The differences between misdemeanors and felonies come down to the seriousness of the crime. If convicted of a misdemeanor, the accused can spend up to one year in a local jail. Although that person may instead pay a fine as an alternative to jail time, there are also instances where he or she can be required to pay up in addition to going to jail. On the other hand, the imprisonment term that can be imposed for a felony conviction is a minimum of more than one year in prison. Being charged with a misdemeanor may involve lesser punishments than being charged with a felony, but it is still something you’re likely to carry forever.
Misdemeanors are divided into two classes, with Class A misdemeanors being the most serious. A Class A misdemeanor is punishable by 90 days to 12 months in jail and a fine of up to $500. Generally, Class B misdemeanors are punishable by up to 90 days in jail and a fine of up to $250; however, the term of imprisonment for possession of less than 8 ounces of marijuana, for example, is capped at 45 days.
Class A Misdemeanors
A wide range of crimes are categorized as Class A misdemeanors, including but not limited to the following:
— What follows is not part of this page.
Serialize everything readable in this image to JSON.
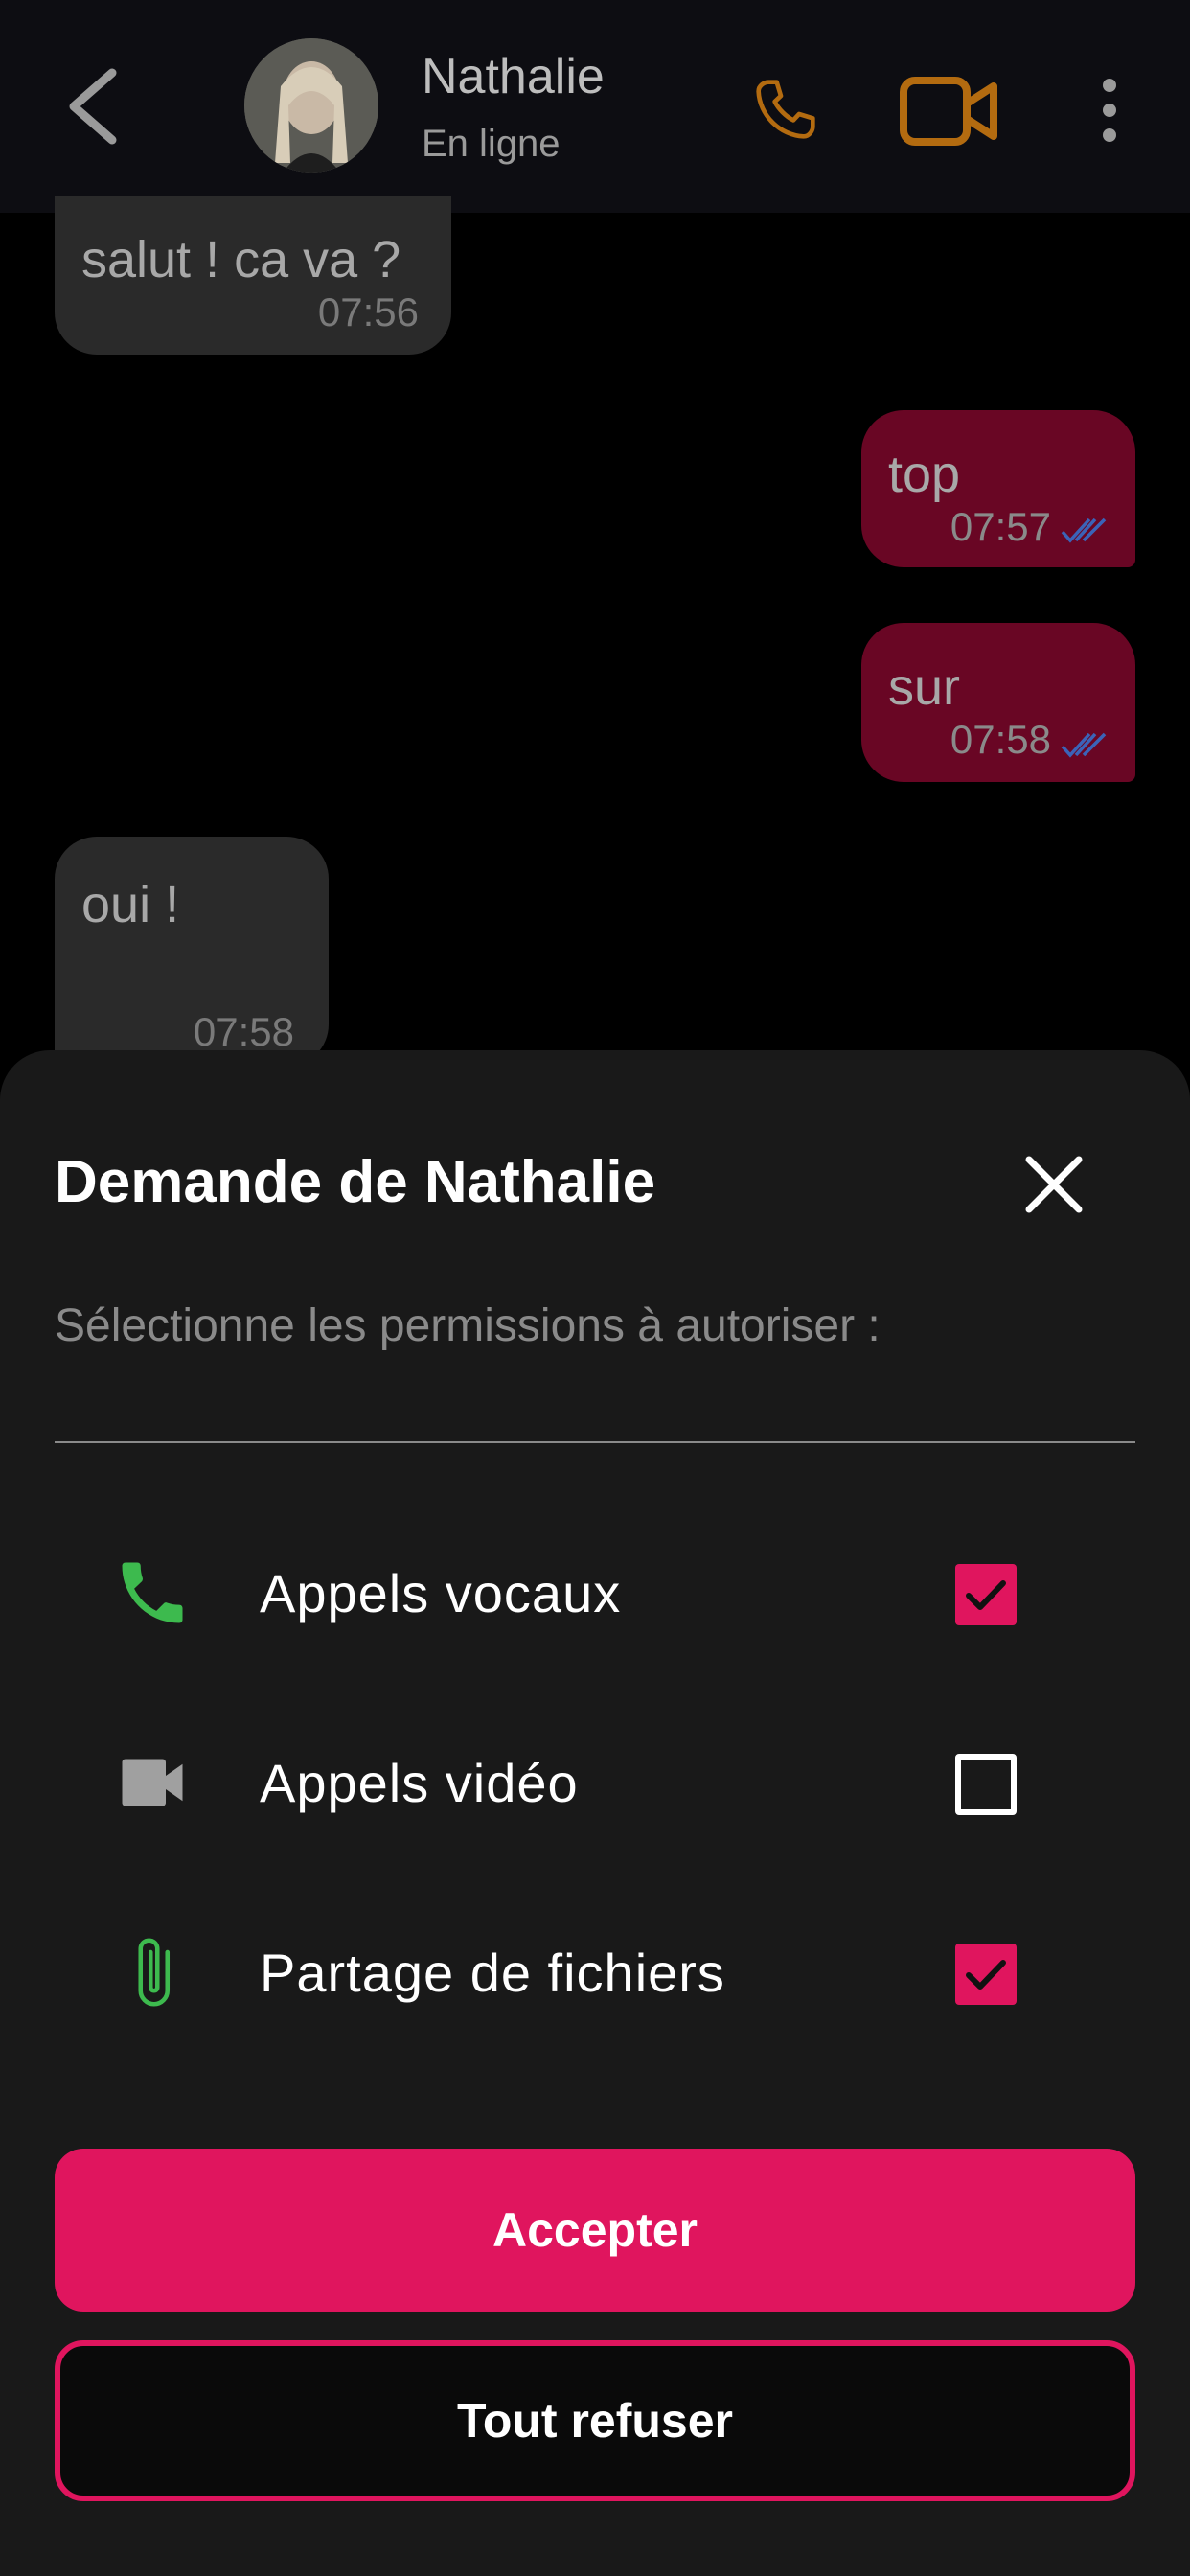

- Cultivation of less than five marijuana plants
- Theft By Unlawful Taking (TBUT) under $500, for example, Shoplifting
- Operating a motor vehicle while your license is revoked or suspended for DUI if it’s your second such offense in five years
- Theft, criminal possession, trafficking, or unlawful possession of a prescription blank if the first offense
- Knowingly selling or transferring a firearm to a convicted felon
- Violation of a protective order (EPO/DVO)
- Sexual misconduct
- Possession of burglar’s tools
- Forgery 3rd degree
- Tampering with or rigging a sports contest
- Promoting prostitution
- Non-support (under a certain amount)
Many lesser crimes in Kentucky are Class B misdemeanors, including but not limited to the following:
- 1st offense DUI (much like a hybrid traffic-misdemeanor charge, but with some serious consequences)
- Operating a motor vehicle while license is revoked or suspended for DUI (if your first such offense in five years)
- Failure to yield right of way to a funeral procession
- Public intoxication
- Harassing communications
- Resisting arrest
- Criminal trespass in the second degree
- Giving a peace officer a false name or address
You may not realize that even a relatively minor misdemeanor charge will stay on your criminal history record indefinitely…in other words, forever. It could affect your job prospects or qualifications for housing.
Not all charges are eligible for expungement. The following types of charges MAY NOT be expunged in Kentucky:
- Sex offenses
- Offenses committed against a child
- Serious felonies
- Charges for which legal proceedings are pending or currently being instituted
- Charges for which the offender is still on probation
- Federal or out-of-state charges.
With very few exceptions, felonies may not expunged, but most misdemeanors may be expunged is certain conditions are met.
Expungement of a misdemeanor may be granted if:
- At least five years must have passed without any new convictions of misdemeanors or violations.
- The offense was not a sex offense or a crime against a child.
- The person has never been convicted of a felony.
- The person had not been convicted of a misdemeanor in the five years prior to the conviction he or she is seeking to have expunged.
- No charges may be pending.
In other words, a violation or misdemeanor may be expunged if a person’s record is clean five years BEFORE AND five years AFTER the conviction sought to be expunged.
HELP IS AVAILABLE
If you have been charged with a misdemeanor in Kentucky, or if you want to have a previous misdemeanor conviction expunged, call Lexington, KY misdemeanor lawyer Dan Carman. Even a misdemeanor conviction can have undesirable and lasting consequences and should not be taken lightly. Use the convenient online inquiry form or call (859) 838-1415.